◆ Goal of the exercise ◆
Print the data once more, exactly as supplied.

(Items from a dataset)
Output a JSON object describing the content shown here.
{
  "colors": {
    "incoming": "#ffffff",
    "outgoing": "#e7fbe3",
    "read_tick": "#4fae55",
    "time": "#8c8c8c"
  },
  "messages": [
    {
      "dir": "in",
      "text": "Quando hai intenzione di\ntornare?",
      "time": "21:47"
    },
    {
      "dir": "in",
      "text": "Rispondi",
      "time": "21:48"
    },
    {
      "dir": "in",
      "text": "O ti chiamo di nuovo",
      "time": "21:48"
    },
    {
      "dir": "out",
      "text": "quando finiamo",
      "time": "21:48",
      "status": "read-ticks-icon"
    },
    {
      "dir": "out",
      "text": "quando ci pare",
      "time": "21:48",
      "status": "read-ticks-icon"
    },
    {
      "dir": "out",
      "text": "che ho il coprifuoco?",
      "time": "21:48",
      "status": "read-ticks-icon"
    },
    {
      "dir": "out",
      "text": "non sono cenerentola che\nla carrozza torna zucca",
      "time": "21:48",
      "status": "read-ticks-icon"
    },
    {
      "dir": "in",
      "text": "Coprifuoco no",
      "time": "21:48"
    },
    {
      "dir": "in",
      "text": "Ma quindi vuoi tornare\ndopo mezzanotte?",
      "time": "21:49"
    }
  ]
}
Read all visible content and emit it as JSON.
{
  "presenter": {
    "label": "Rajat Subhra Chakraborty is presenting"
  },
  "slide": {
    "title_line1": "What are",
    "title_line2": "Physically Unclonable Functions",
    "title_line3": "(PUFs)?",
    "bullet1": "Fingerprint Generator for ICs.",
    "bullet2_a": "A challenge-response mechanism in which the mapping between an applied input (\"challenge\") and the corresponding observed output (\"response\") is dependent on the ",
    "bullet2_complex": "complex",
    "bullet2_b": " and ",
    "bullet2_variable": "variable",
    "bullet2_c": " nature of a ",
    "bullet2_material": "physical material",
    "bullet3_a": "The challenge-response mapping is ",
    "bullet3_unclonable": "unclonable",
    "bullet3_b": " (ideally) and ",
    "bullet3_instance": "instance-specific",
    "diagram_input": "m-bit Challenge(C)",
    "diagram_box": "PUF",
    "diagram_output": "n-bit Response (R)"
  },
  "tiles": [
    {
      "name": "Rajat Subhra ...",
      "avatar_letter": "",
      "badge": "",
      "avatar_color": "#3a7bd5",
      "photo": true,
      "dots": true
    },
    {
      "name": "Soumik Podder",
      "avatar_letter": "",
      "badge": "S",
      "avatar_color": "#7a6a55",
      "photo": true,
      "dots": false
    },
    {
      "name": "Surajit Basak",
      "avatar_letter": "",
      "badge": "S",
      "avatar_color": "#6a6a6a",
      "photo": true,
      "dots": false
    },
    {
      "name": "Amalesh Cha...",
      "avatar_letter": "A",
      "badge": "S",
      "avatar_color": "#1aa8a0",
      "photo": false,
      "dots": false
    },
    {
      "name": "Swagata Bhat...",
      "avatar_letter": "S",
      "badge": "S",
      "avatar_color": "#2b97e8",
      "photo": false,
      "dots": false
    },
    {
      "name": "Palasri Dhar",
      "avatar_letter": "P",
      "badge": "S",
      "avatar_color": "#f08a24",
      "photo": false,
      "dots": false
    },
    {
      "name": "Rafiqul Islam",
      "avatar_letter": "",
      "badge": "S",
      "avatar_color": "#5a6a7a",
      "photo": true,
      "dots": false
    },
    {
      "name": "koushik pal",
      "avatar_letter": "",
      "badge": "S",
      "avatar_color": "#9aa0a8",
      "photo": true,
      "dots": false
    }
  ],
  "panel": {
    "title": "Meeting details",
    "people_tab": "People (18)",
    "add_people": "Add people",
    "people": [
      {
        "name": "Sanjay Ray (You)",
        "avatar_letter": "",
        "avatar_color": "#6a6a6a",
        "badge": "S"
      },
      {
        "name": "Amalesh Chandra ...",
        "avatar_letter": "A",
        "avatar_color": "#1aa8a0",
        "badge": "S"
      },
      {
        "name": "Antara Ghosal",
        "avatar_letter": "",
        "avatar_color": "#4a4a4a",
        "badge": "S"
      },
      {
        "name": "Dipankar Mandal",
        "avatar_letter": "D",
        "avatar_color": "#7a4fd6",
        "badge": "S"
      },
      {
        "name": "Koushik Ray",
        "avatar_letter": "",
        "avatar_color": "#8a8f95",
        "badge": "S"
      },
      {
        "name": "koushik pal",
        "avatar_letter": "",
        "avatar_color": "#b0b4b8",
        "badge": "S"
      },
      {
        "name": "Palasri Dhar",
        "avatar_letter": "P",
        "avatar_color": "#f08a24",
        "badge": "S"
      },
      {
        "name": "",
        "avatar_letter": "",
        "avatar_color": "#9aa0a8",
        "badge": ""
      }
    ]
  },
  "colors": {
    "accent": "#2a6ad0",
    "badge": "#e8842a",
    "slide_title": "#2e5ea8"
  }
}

◆ Your response ◆
Output a JSON object describing the content shown here.
{
  "colors": {
    "incoming": "#ffffff",
    "outgoing": "#e7fbe3",
    "read_tick": "#4fae55",
    "time": "#8c8c8c"
  },
  "messages": [
    {
      "dir": "in",
      "text": "Quando hai intenzione di\ntornare?",
      "time": "21:47"
    },
    {
      "dir": "in",
      "text": "Rispondi",
      "time": "21:48"
    },
    {
      "dir": "in",
      "text": "O ti chiamo di nuovo",
      "time": "21:48"
    },
    {
      "dir": "out",
      "text": "quando finiamo",
      "time": "21:48",
      "status": "read-ticks-icon"
    },
    {
      "dir": "out",
      "text": "quando ci pare",
      "time": "21:48",
      "status": "read-ticks-icon"
    },
    {
      "dir": "out",
      "text": "che ho il coprifuoco?",
      "time": "21:48",
      "status": "read-ticks-icon"
    },
    {
      "dir": "out",
      "text": "non sono cenerentola che\nla carrozza torna zucca",
      "time": "21:48",
      "status": "read-ticks-icon"
    },
    {
      "dir": "in",
      "text": "Coprifuoco no",
      "time": "21:48"
    },
    {
      "dir": "in",
      "text": "Ma quindi vuoi tornare\ndopo mezzanotte?",
      "time": "21:49"
    }
  ]
}
Read all visible content and emit it as JSON.
{
  "presenter": {
    "label": "Rajat Subhra Chakraborty is presenting"
  },
  "slide": {
    "title_line1": "What are",
    "title_line2": "Physically Unclonable Functions",
    "title_line3": "(PUFs)?",
    "bullet1": "Fingerprint Generator for ICs.",
    "bullet2_a": "A challenge-response mechanism in which the mapping between an applied input (\"challenge\") and the corresponding observed output (\"response\") is dependent on the ",
    "bullet2_complex": "complex",
    "bullet2_b": " and ",
    "bullet2_variable": "variable",
    "bullet2_c": " nature of a ",
    "bullet2_material": "physical material",
    "bullet3_a": "The challenge-response mapping is ",
    "bullet3_unclonable": "unclonable",
    "bullet3_b": " (ideally) and ",
    "bullet3_instance": "instance-specific",
    "diagram_input": "m-bit Challenge(C)",
    "diagram_box": "PUF",
    "diagram_output": "n-bit Response (R)"
  },
  "tiles": [
    {
      "name": "Rajat Subhra ...",
      "avatar_letter": "",
      "badge": "",
      "avatar_color": "#3a7bd5",
      "photo": true,
      "dots": true
    },
    {
      "name": "Soumik Podder",
      "avatar_letter": "",
      "badge": "S",
      "avatar_color": "#7a6a55",
      "photo": true,
      "dots": false
    },
    {
      "name": "Surajit Basak",
      "avatar_letter": "",
      "badge": "S",
      "avatar_color": "#6a6a6a",
      "photo": true,
      "dots": false
    },
    {
      "name": "Amalesh Cha...",
      "avatar_letter": "A",
      "badge": "S",
      "avatar_color": "#1aa8a0",
      "photo": false,
      "dots": false
    },
    {
      "name": "Swagata Bhat...",
      "avatar_letter": "S",
      "badge": "S",
      "avatar_color": "#2b97e8",
      "photo": false,
      "dots": false
    },
    {
      "name": "Palasri Dhar",
      "avatar_letter": "P",
      "badge": "S",
      "avatar_color": "#f08a24",
      "photo": false,
      "dots": false
    },
    {
      "name": "Rafiqul Islam",
      "avatar_letter": "",
      "badge": "S",
      "avatar_color": "#5a6a7a",
      "photo": true,
      "dots": false
    },
    {
      "name": "koushik pal",
      "avatar_letter": "",
      "badge": "S",
      "avatar_color": "#9aa0a8",
      "photo": true,
      "dots": false
    }
  ],
  "panel": {
    "title": "Meeting details",
    "people_tab": "People (18)",
    "add_people": "Add people",
    "people": [
      {
        "name": "Sanjay Ray (You)",
        "avatar_letter": "",
        "avatar_color": "#6a6a6a",
        "badge": "S"
      },
      {
        "name": "Amalesh Chandra ...",
        "avatar_letter": "A",
        "avatar_color": "#1aa8a0",
        "badge": "S"
      },
      {
        "name": "Antara Ghosal",
        "avatar_letter": "",
        "avatar_color": "#4a4a4a",
        "badge": "S"
      },
      {
        "name": "Dipankar Mandal",
        "avatar_letter": "D",
        "avatar_color": "#7a4fd6",
        "badge": "S"
      },
      {
        "name": "Koushik Ray",
        "avatar_letter": "",
        "avatar_color": "#8a8f95",
        "badge": "S"
      },
      {
        "name": "koushik pal",
        "avatar_letter": "",
        "avatar_color": "#b0b4b8",
        "badge": "S"
      },
      {
        "name": "Palasri Dhar",
        "avatar_letter": "P",
        "avatar_color": "#f08a24",
        "badge": "S"
      },
      {
        "name": "",
        "avatar_letter": "",
        "avatar_color": "#9aa0a8",
        "badge": ""
      }
    ]
  },
  "colors": {
    "accent": "#2a6ad0",
    "badge": "#e8842a",
    "slide_title": "#2e5ea8"
  }
}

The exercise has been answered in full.